I've been looking at herbivory in the rainforest. Not in any great detail, I must admit, but when I see leaves like these, I try to see what's been nibbling them.
Many of the leaf nibblers are well camouflaged, nocturnal or both, so my success rate isn't high. But sometimes I hit paydirt. This otherwise immaculate vine ...
... hosted a cluster of these critters. I think they're chrysomelid (leaf beetle) larvae, but I'm not betting my superannuation on that identification.
Herbivory goes on much closer to the forest floor. The caterpillars of the leafwing butterfly (Doleschallia bisaltide: Nymphalidae) live among the leaf litter. The main host plant is the small, forest edge species Pseuderanthemum variabile.
The bright colours of the caterpillar contrast with the cryptic pattern of the wings of the adults.
And then there's this type of leaf damage: wild ginger (Alpinia caerulea) with big v-shaped cuts.
The culprit is not a caterpillar or beetle larva, but a tooth-billed bowerbird.
This species doesn't build a bower for display, but clears a space on the rainforest floor and decorates it with fresh leaves. This male decorates his stage with ginger. Not from any old ginger plant, of course.

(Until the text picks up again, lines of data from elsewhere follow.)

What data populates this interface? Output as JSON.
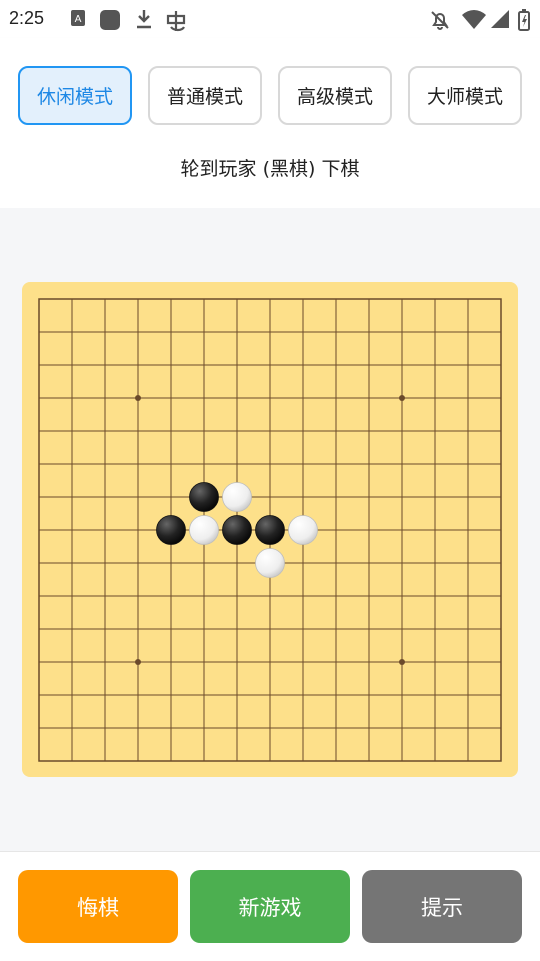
{
  "status_bar": {
    "time": "2:25"
  },
  "modes": [
    {
      "label": "休闲模式",
      "active": true
    },
    {
      "label": "普通模式",
      "active": false
    },
    {
      "label": "高级模式",
      "active": false
    },
    {
      "label": "大师模式",
      "active": false
    }
  ],
  "turn_text": "轮到玩家 (黑棋) 下棋",
  "board": {
    "size": 15,
    "star_points": [
      [
        3,
        3
      ],
      [
        3,
        11
      ],
      [
        11,
        3
      ],
      [
        11,
        11
      ]
    ],
    "stones": [
      {
        "col": 5,
        "row": 6,
        "color": "black"
      },
      {
        "col": 6,
        "row": 6,
        "color": "white"
      },
      {
        "col": 4,
        "row": 7,
        "color": "black"
      },
      {
        "col": 5,
        "row": 7,
        "color": "white"
      },
      {
        "col": 6,
        "row": 7,
        "color": "black"
      },
      {
        "col": 7,
        "row": 7,
        "color": "black"
      },
      {
        "col": 8,
        "row": 7,
        "color": "white"
      },
      {
        "col": 7,
        "row": 8,
        "color": "white"
      }
    ]
  },
  "actions": [
    {
      "label": "悔棋",
      "color": "#FF9800"
    },
    {
      "label": "新游戏",
      "color": "#4CAF50"
    },
    {
      "label": "提示",
      "color": "#757575"
    }
  ],
  "colors": {
    "accent": "#2196F3",
    "board": "#FDE08A",
    "grid": "#6b4a2b"
  }
}
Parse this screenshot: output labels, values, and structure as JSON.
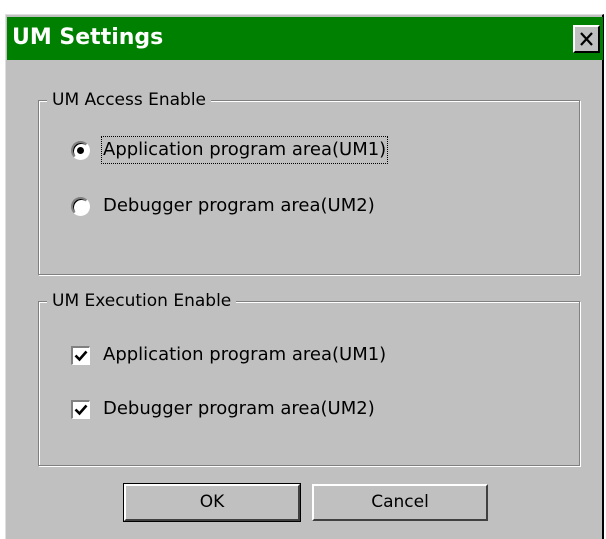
{
  "dialog": {
    "title": "UM Settings",
    "close_icon": "close-x-icon",
    "titlebar_color": "#008000",
    "face_color": "#c0c0c0"
  },
  "access_group": {
    "legend": "UM Access Enable",
    "options": [
      {
        "label": "Application program area(UM1)",
        "selected": true
      },
      {
        "label": "Debugger program area(UM2)",
        "selected": false
      }
    ]
  },
  "execution_group": {
    "legend": "UM Execution Enable",
    "options": [
      {
        "label": "Application program area(UM1)",
        "checked": true
      },
      {
        "label": "Debugger program area(UM2)",
        "checked": true
      }
    ]
  },
  "buttons": {
    "ok": "OK",
    "cancel": "Cancel"
  }
}
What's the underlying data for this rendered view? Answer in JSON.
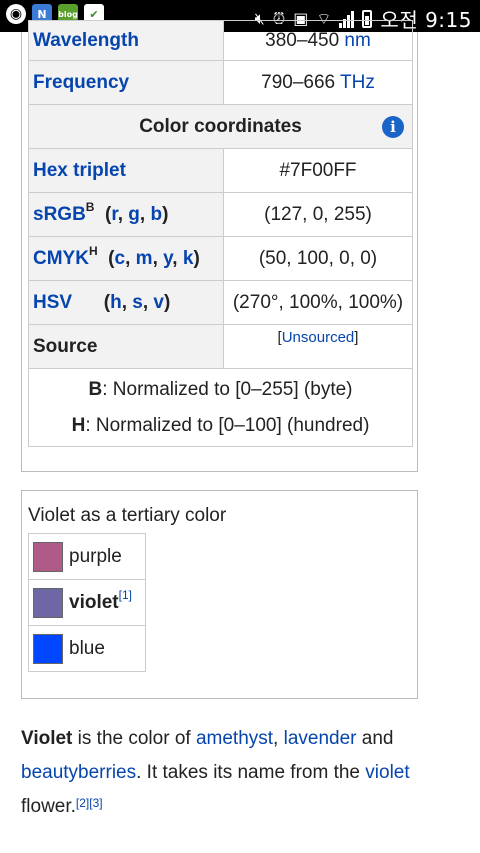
{
  "statusbar": {
    "time": "오전 9:15",
    "icons": [
      "navigation-icon",
      "n-icon",
      "blog-icon",
      "shield-icon",
      "mute-icon",
      "alarm-icon",
      "screenshot-icon",
      "wifi-icon",
      "signal-icon",
      "battery-icon"
    ],
    "n_label": "N",
    "blog_label": "blog"
  },
  "infobox": {
    "top_row": {
      "label": "Wavelength",
      "value": "380–450 nm",
      "value_num": "380–450",
      "value_unit": "nm"
    },
    "frequency": {
      "label": "Frequency",
      "value_num": "790–666",
      "value_unit": "THz"
    },
    "color_coordinates_header": "Color coordinates",
    "hex": {
      "label": "Hex triplet",
      "value": "#7F00FF"
    },
    "srgb": {
      "label": "sRGB",
      "sup": "B",
      "r": "r",
      "g": "g",
      "b": "b",
      "value": "(127, 0, 255)"
    },
    "cmyk": {
      "label": "CMYK",
      "sup": "H",
      "c": "c",
      "m": "m",
      "y": "y",
      "k": "k",
      "value": "(50, 100, 0, 0)"
    },
    "hsv": {
      "label": "HSV",
      "h": "h",
      "s": "s",
      "v": "v",
      "value": "(270°, 100%, 100%)"
    },
    "source": {
      "label": "Source",
      "value": "Unsourced"
    },
    "notes": {
      "b_key": "B",
      "b_text": ": Normalized to [0–255] (byte)",
      "h_key": "H",
      "h_text": ": Normalized to [0–100] (hundred)"
    }
  },
  "tertiary": {
    "title": "Violet as a tertiary color",
    "items": [
      {
        "label": "purple",
        "color": "#b05a8a"
      },
      {
        "label": "violet",
        "color": "#6e67a6",
        "ref": "[1]"
      },
      {
        "label": "blue",
        "color": "#0047ff"
      }
    ]
  },
  "paragraph": {
    "term": "Violet",
    "text1": " is the color of ",
    "link1": "amethyst",
    "text2": ", ",
    "link2": "lavender",
    "text3": " and ",
    "link3": "beautyberries",
    "text4": ". It takes its name from the ",
    "link4": "violet",
    "text5": " flower.",
    "refs": "[2][3]"
  },
  "colors": {
    "link": "#0645ad",
    "header_bg": "#f2f2f2",
    "info_icon": "#1a63c7"
  }
}
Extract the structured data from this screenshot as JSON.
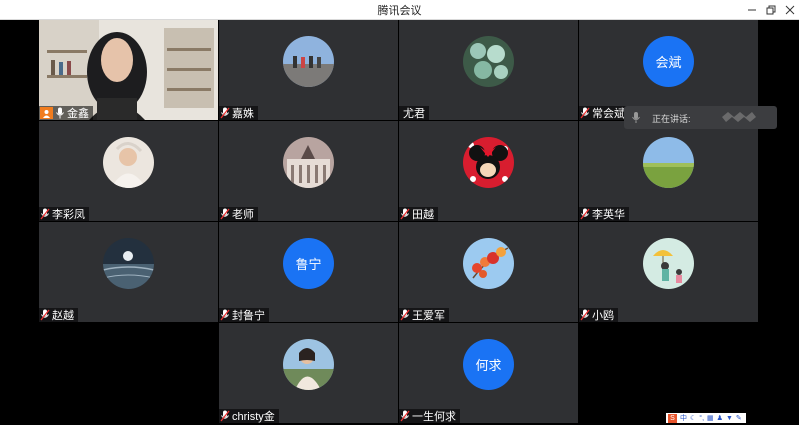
{
  "window": {
    "title": "腾讯会议",
    "minimize_icon": "minimize-icon",
    "restore_icon": "restore-icon",
    "close_icon": "close-icon"
  },
  "speaking": {
    "label": "正在讲话:"
  },
  "participants": [
    {
      "name": "金鑫",
      "avatar": "camera-video",
      "host": true
    },
    {
      "name": "嘉姝",
      "avatar": "photo-group-outdoor"
    },
    {
      "name": "尤君",
      "avatar": "photo-succulents"
    },
    {
      "name": "常会斌",
      "avatar_text": "会斌"
    },
    {
      "name": "李彩凤",
      "avatar": "photo-bride"
    },
    {
      "name": "老师",
      "avatar": "photo-building"
    },
    {
      "name": "田越",
      "avatar": "photo-minnie-mouse"
    },
    {
      "name": "李英华",
      "avatar": "photo-grassland"
    },
    {
      "name": "赵越",
      "avatar": "photo-moon-sea"
    },
    {
      "name": "封鲁宁",
      "avatar_text": "鲁宁"
    },
    {
      "name": "王爱军",
      "avatar": "photo-red-leaves"
    },
    {
      "name": "小鸥",
      "avatar": "photo-umbrella-illustration"
    },
    {
      "name": "christy金",
      "avatar": "photo-woman-cliff"
    },
    {
      "name": "一生何求",
      "avatar_text": "何求"
    }
  ],
  "tray": {
    "ime_label": "中"
  },
  "colors": {
    "tile_bg": "#2f3033",
    "text_avatar_bg": "#1a73f4",
    "host_badge": "#f07c1e"
  }
}
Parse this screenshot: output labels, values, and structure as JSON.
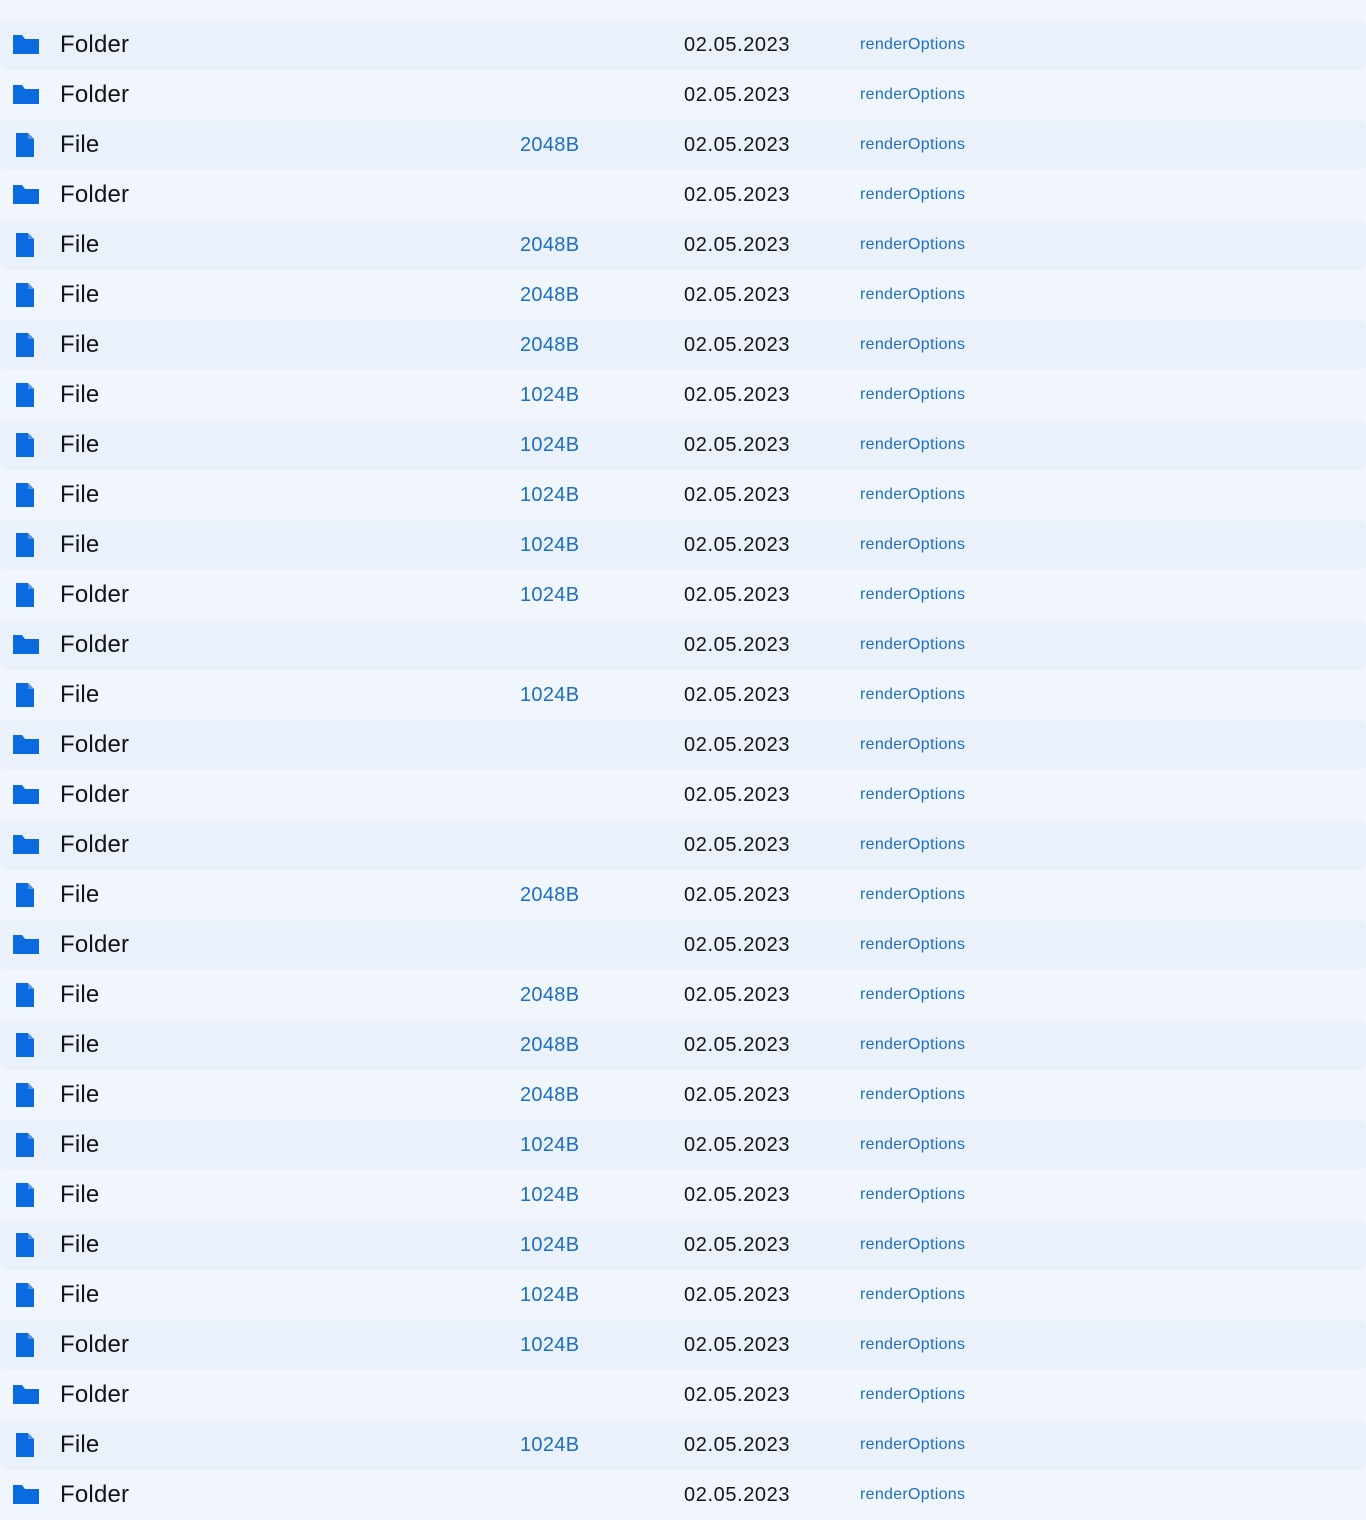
{
  "colors": {
    "background": "#f1f6fd",
    "row_alt": "#ebf1fa",
    "icon": "#0a6ae0",
    "link": "#1a6fc4",
    "text": "#111418"
  },
  "rows": [
    {
      "icon": "folder-icon",
      "name": "Folder",
      "size": "",
      "date": "02.05.2023",
      "options": "renderOptions"
    },
    {
      "icon": "folder-icon",
      "name": "Folder",
      "size": "",
      "date": "02.05.2023",
      "options": "renderOptions"
    },
    {
      "icon": "file-icon",
      "name": "File",
      "size": "2048B",
      "date": "02.05.2023",
      "options": "renderOptions"
    },
    {
      "icon": "folder-icon",
      "name": "Folder",
      "size": "",
      "date": "02.05.2023",
      "options": "renderOptions"
    },
    {
      "icon": "file-icon",
      "name": "File",
      "size": "2048B",
      "date": "02.05.2023",
      "options": "renderOptions"
    },
    {
      "icon": "file-icon",
      "name": "File",
      "size": "2048B",
      "date": "02.05.2023",
      "options": "renderOptions"
    },
    {
      "icon": "file-icon",
      "name": "File",
      "size": "2048B",
      "date": "02.05.2023",
      "options": "renderOptions"
    },
    {
      "icon": "file-icon",
      "name": "File",
      "size": "1024B",
      "date": "02.05.2023",
      "options": "renderOptions"
    },
    {
      "icon": "file-icon",
      "name": "File",
      "size": "1024B",
      "date": "02.05.2023",
      "options": "renderOptions"
    },
    {
      "icon": "file-icon",
      "name": "File",
      "size": "1024B",
      "date": "02.05.2023",
      "options": "renderOptions"
    },
    {
      "icon": "file-icon",
      "name": "File",
      "size": "1024B",
      "date": "02.05.2023",
      "options": "renderOptions"
    },
    {
      "icon": "file-icon",
      "name": "Folder",
      "size": "1024B",
      "date": "02.05.2023",
      "options": "renderOptions"
    },
    {
      "icon": "folder-icon",
      "name": "Folder",
      "size": "",
      "date": "02.05.2023",
      "options": "renderOptions"
    },
    {
      "icon": "file-icon",
      "name": "File",
      "size": "1024B",
      "date": "02.05.2023",
      "options": "renderOptions"
    },
    {
      "icon": "folder-icon",
      "name": "Folder",
      "size": "",
      "date": "02.05.2023",
      "options": "renderOptions"
    },
    {
      "icon": "folder-icon",
      "name": "Folder",
      "size": "",
      "date": "02.05.2023",
      "options": "renderOptions"
    },
    {
      "icon": "folder-icon",
      "name": "Folder",
      "size": "",
      "date": "02.05.2023",
      "options": "renderOptions"
    },
    {
      "icon": "file-icon",
      "name": "File",
      "size": "2048B",
      "date": "02.05.2023",
      "options": "renderOptions"
    },
    {
      "icon": "folder-icon",
      "name": "Folder",
      "size": "",
      "date": "02.05.2023",
      "options": "renderOptions"
    },
    {
      "icon": "file-icon",
      "name": "File",
      "size": "2048B",
      "date": "02.05.2023",
      "options": "renderOptions"
    },
    {
      "icon": "file-icon",
      "name": "File",
      "size": "2048B",
      "date": "02.05.2023",
      "options": "renderOptions"
    },
    {
      "icon": "file-icon",
      "name": "File",
      "size": "2048B",
      "date": "02.05.2023",
      "options": "renderOptions"
    },
    {
      "icon": "file-icon",
      "name": "File",
      "size": "1024B",
      "date": "02.05.2023",
      "options": "renderOptions"
    },
    {
      "icon": "file-icon",
      "name": "File",
      "size": "1024B",
      "date": "02.05.2023",
      "options": "renderOptions"
    },
    {
      "icon": "file-icon",
      "name": "File",
      "size": "1024B",
      "date": "02.05.2023",
      "options": "renderOptions"
    },
    {
      "icon": "file-icon",
      "name": "File",
      "size": "1024B",
      "date": "02.05.2023",
      "options": "renderOptions"
    },
    {
      "icon": "file-icon",
      "name": "Folder",
      "size": "1024B",
      "date": "02.05.2023",
      "options": "renderOptions"
    },
    {
      "icon": "folder-icon",
      "name": "Folder",
      "size": "",
      "date": "02.05.2023",
      "options": "renderOptions"
    },
    {
      "icon": "file-icon",
      "name": "File",
      "size": "1024B",
      "date": "02.05.2023",
      "options": "renderOptions"
    },
    {
      "icon": "folder-icon",
      "name": "Folder",
      "size": "",
      "date": "02.05.2023",
      "options": "renderOptions"
    }
  ]
}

He has two favourites, both of which he also used last year. They are creatures of habit.